- [Work task]:
Count the lines below that contain the word "Quick", and give only that number.

- [Material provided]:
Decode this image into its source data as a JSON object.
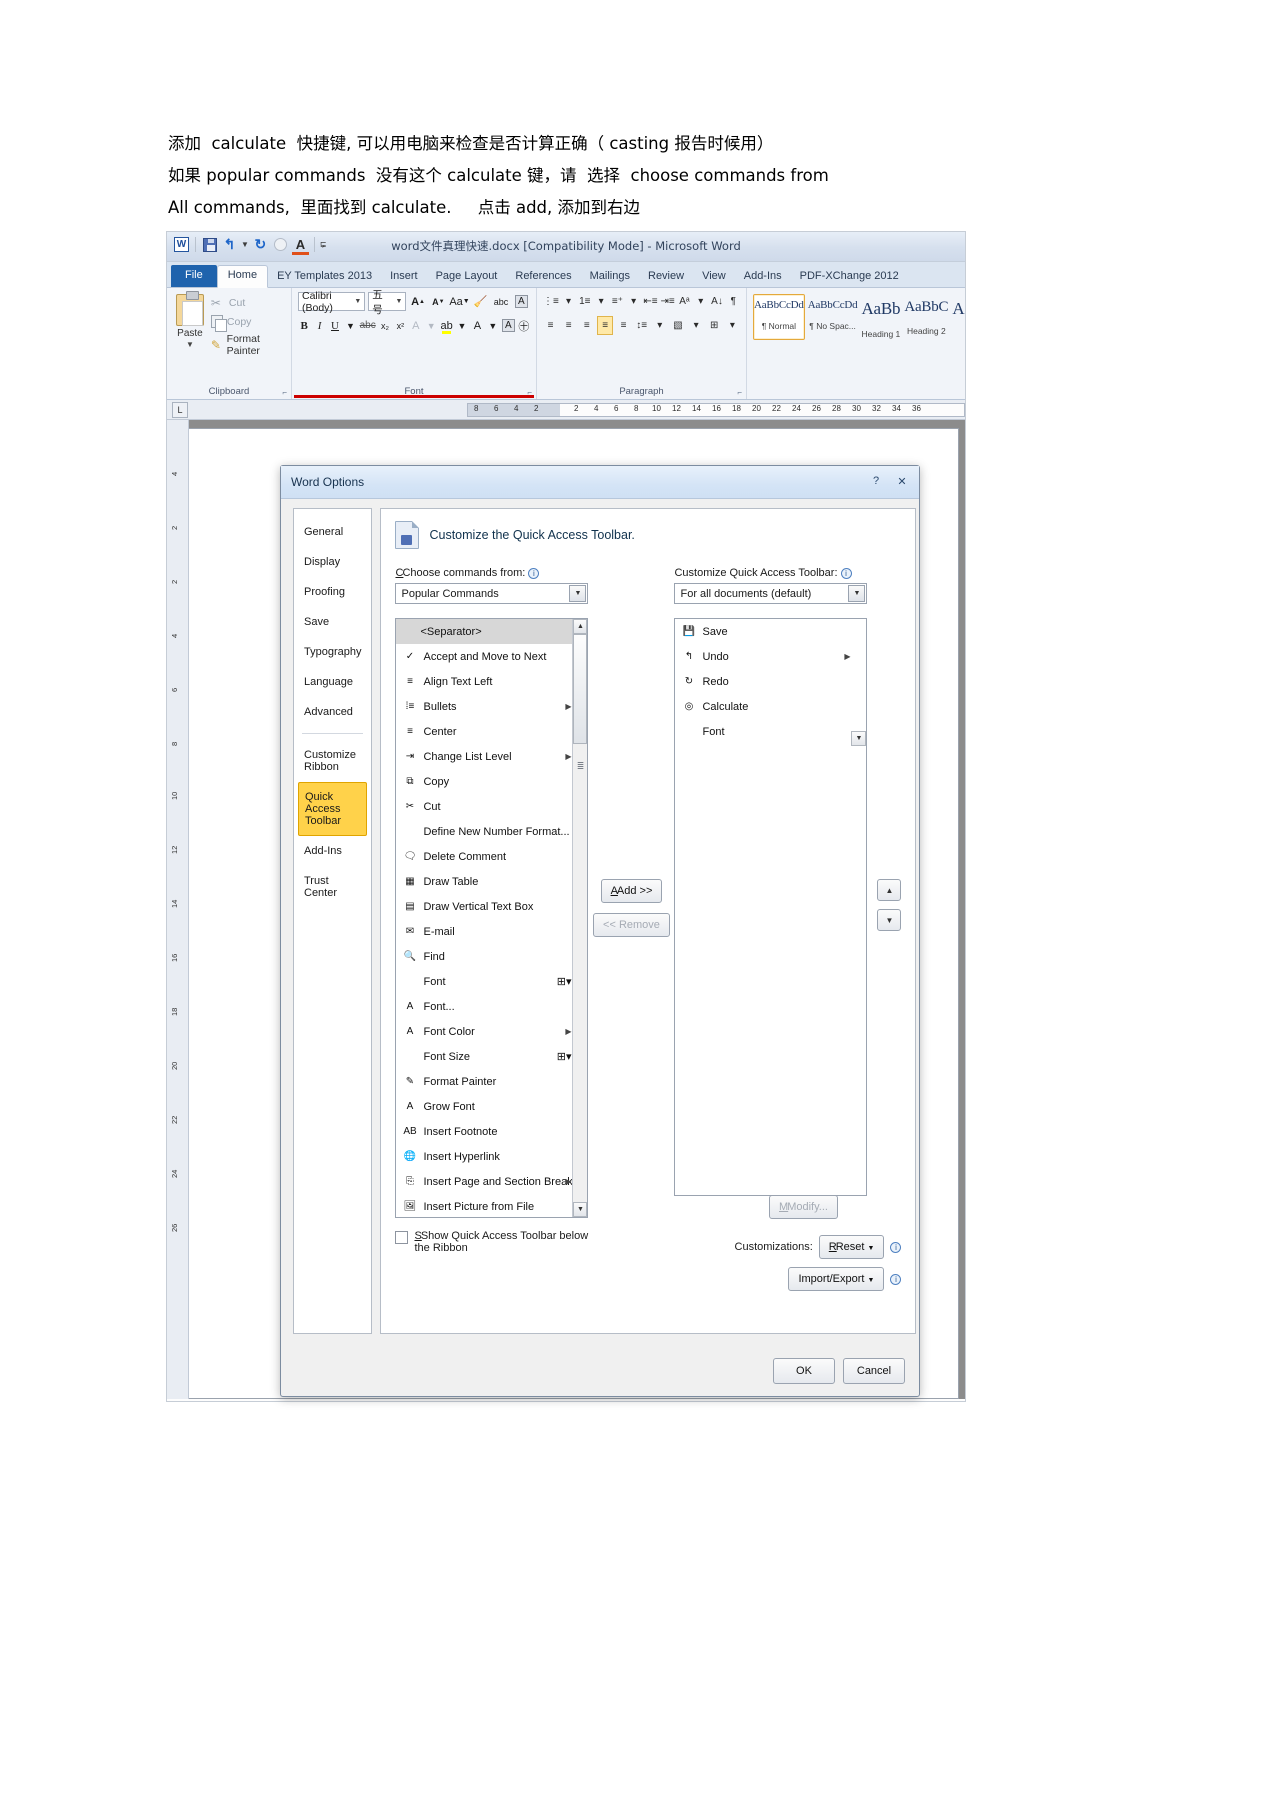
{
  "notes": [
    "添加  calculate  快捷键, 可以用电脑来检查是否计算正确（ casting 报告时候用）",
    "如果 popular commands  没有这个 calculate 键，请  选择  choose commands from",
    "All commands,  里面找到 calculate.     点击 add, 添加到右边"
  ],
  "word": {
    "title": "word文件真理快速.docx [Compatibility Mode] - Microsoft Word",
    "qat": [
      "word-icon",
      "save-icon",
      "undo-icon",
      "redo-icon",
      "circle-icon",
      "font-color-icon",
      "customize-icon"
    ],
    "tabs": [
      {
        "label": "File",
        "type": "file"
      },
      {
        "label": "Home",
        "type": "active"
      },
      {
        "label": "EY Templates 2013",
        "type": "normal"
      },
      {
        "label": "Insert",
        "type": "normal"
      },
      {
        "label": "Page Layout",
        "type": "normal"
      },
      {
        "label": "References",
        "type": "normal"
      },
      {
        "label": "Mailings",
        "type": "normal"
      },
      {
        "label": "Review",
        "type": "normal"
      },
      {
        "label": "View",
        "type": "normal"
      },
      {
        "label": "Add-Ins",
        "type": "normal"
      },
      {
        "label": "PDF-XChange 2012",
        "type": "normal"
      }
    ],
    "clipboard": {
      "group_label": "Clipboard",
      "paste": "Paste",
      "cut": "Cut",
      "copy": "Copy",
      "format_painter": "Format Painter"
    },
    "font": {
      "group_label": "Font",
      "font_name": "Calibri (Body)",
      "font_size": "五号",
      "bold": "B",
      "italic": "I",
      "underline": "U",
      "strike": "abc",
      "subscript": "x₂",
      "superscript": "x²",
      "grow": "A",
      "shrink": "A",
      "change_case": "Aa",
      "clear_formatting": "clear-formatting-icon",
      "phonetic": "abc",
      "char_border": "A"
    },
    "paragraph": {
      "group_label": "Paragraph"
    },
    "styles": [
      {
        "sample": "AaBbCcDd",
        "name": "¶ Normal",
        "selected": true
      },
      {
        "sample": "AaBbCcDd",
        "name": "¶ No Spac...",
        "selected": false
      },
      {
        "sample": "AaBb",
        "name": "Heading 1",
        "selected": false,
        "big": true
      },
      {
        "sample": "AaBbC",
        "name": "Heading 2",
        "selected": false
      },
      {
        "sample": "A",
        "name": "",
        "selected": false
      }
    ],
    "ruler": {
      "left_numbers": [
        "8",
        "6",
        "4",
        "2"
      ],
      "right_numbers": [
        "2",
        "4",
        "6",
        "8",
        "10",
        "12",
        "14",
        "16",
        "18",
        "20",
        "22",
        "24",
        "26",
        "28",
        "30",
        "32",
        "34",
        "36"
      ],
      "vertical_numbers": [
        "4",
        "2",
        "2",
        "4",
        "6",
        "8",
        "10",
        "12",
        "14",
        "16",
        "18",
        "20",
        "22",
        "24",
        "26"
      ],
      "tab_selector": "L"
    }
  },
  "dialog": {
    "title": "Word Options",
    "help_icon": "?",
    "close_icon": "✕",
    "nav": [
      {
        "label": "General",
        "selected": false
      },
      {
        "label": "Display",
        "selected": false
      },
      {
        "label": "Proofing",
        "selected": false
      },
      {
        "label": "Save",
        "selected": false
      },
      {
        "label": "Typography",
        "selected": false
      },
      {
        "label": "Language",
        "selected": false
      },
      {
        "label": "Advanced",
        "selected": false
      },
      {
        "label": "Customize Ribbon",
        "selected": false
      },
      {
        "label": "Quick Access Toolbar",
        "selected": true
      },
      {
        "label": "Add-Ins",
        "selected": false
      },
      {
        "label": "Trust Center",
        "selected": false
      }
    ],
    "pane_heading": "Customize the Quick Access Toolbar.",
    "left": {
      "label": "Choose commands from:",
      "label_underline": "C",
      "value": "Popular Commands",
      "items": [
        {
          "label": "<Separator>",
          "icon": "",
          "separator": true,
          "submenu": false
        },
        {
          "label": "Accept and Move to Next",
          "icon": "accept-change-icon",
          "submenu": false
        },
        {
          "label": "Align Text Left",
          "icon": "align-left-icon",
          "submenu": false
        },
        {
          "label": "Bullets",
          "icon": "bullets-icon",
          "submenu": true
        },
        {
          "label": "Center",
          "icon": "align-center-icon",
          "submenu": false
        },
        {
          "label": "Change List Level",
          "icon": "change-list-level-icon",
          "submenu": true
        },
        {
          "label": "Copy",
          "icon": "copy-icon",
          "submenu": false
        },
        {
          "label": "Cut",
          "icon": "cut-icon",
          "submenu": false
        },
        {
          "label": "Define New Number Format...",
          "icon": "",
          "submenu": false
        },
        {
          "label": "Delete Comment",
          "icon": "delete-comment-icon",
          "submenu": false
        },
        {
          "label": "Draw Table",
          "icon": "draw-table-icon",
          "submenu": false
        },
        {
          "label": "Draw Vertical Text Box",
          "icon": "text-box-icon",
          "submenu": false
        },
        {
          "label": "E-mail",
          "icon": "email-icon",
          "submenu": false
        },
        {
          "label": "Find",
          "icon": "find-icon",
          "submenu": false
        },
        {
          "label": "Font",
          "icon": "",
          "submenu": false,
          "gallery": true
        },
        {
          "label": "Font...",
          "icon": "font-dialog-icon",
          "submenu": false
        },
        {
          "label": "Font Color",
          "icon": "font-color-icon",
          "submenu": true
        },
        {
          "label": "Font Size",
          "icon": "",
          "submenu": false,
          "gallery": true
        },
        {
          "label": "Format Painter",
          "icon": "format-painter-icon",
          "submenu": false
        },
        {
          "label": "Grow Font",
          "icon": "grow-font-icon",
          "submenu": false
        },
        {
          "label": "Insert Footnote",
          "icon": "insert-footnote-icon",
          "submenu": false
        },
        {
          "label": "Insert Hyperlink",
          "icon": "hyperlink-icon",
          "submenu": false
        },
        {
          "label": "Insert Page and Section Breaks",
          "icon": "page-break-icon",
          "submenu": true
        },
        {
          "label": "Insert Picture from File",
          "icon": "insert-picture-icon",
          "submenu": false
        }
      ]
    },
    "right": {
      "label": "Customize Quick Access Toolbar:",
      "label_underline": "Q",
      "value": "For all documents (default)",
      "items": [
        {
          "label": "Save",
          "icon": "save-icon",
          "submenu": false
        },
        {
          "label": "Undo",
          "icon": "undo-icon",
          "submenu": true
        },
        {
          "label": "Redo",
          "icon": "redo-icon",
          "submenu": false
        },
        {
          "label": "Calculate",
          "icon": "calculate-icon",
          "submenu": false
        },
        {
          "label": "Font",
          "icon": "",
          "submenu": false
        }
      ]
    },
    "add_button": "Add >>",
    "add_underline": "A",
    "remove_button": "<< Remove",
    "remove_underline": "R",
    "move_up": "▲",
    "move_down": "▼",
    "show_below_checkbox": "Show Quick Access Toolbar below the Ribbon",
    "show_below_underline": "S",
    "modify_button": "Modify...",
    "modify_underline": "M",
    "customizations_label": "Customizations:",
    "reset_button": "Reset",
    "reset_underline": "R",
    "import_export_button": "Import/Export",
    "ok_button": "OK",
    "cancel_button": "Cancel",
    "accent_color": "#ffd24a"
  }
}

- [Solution below]:
4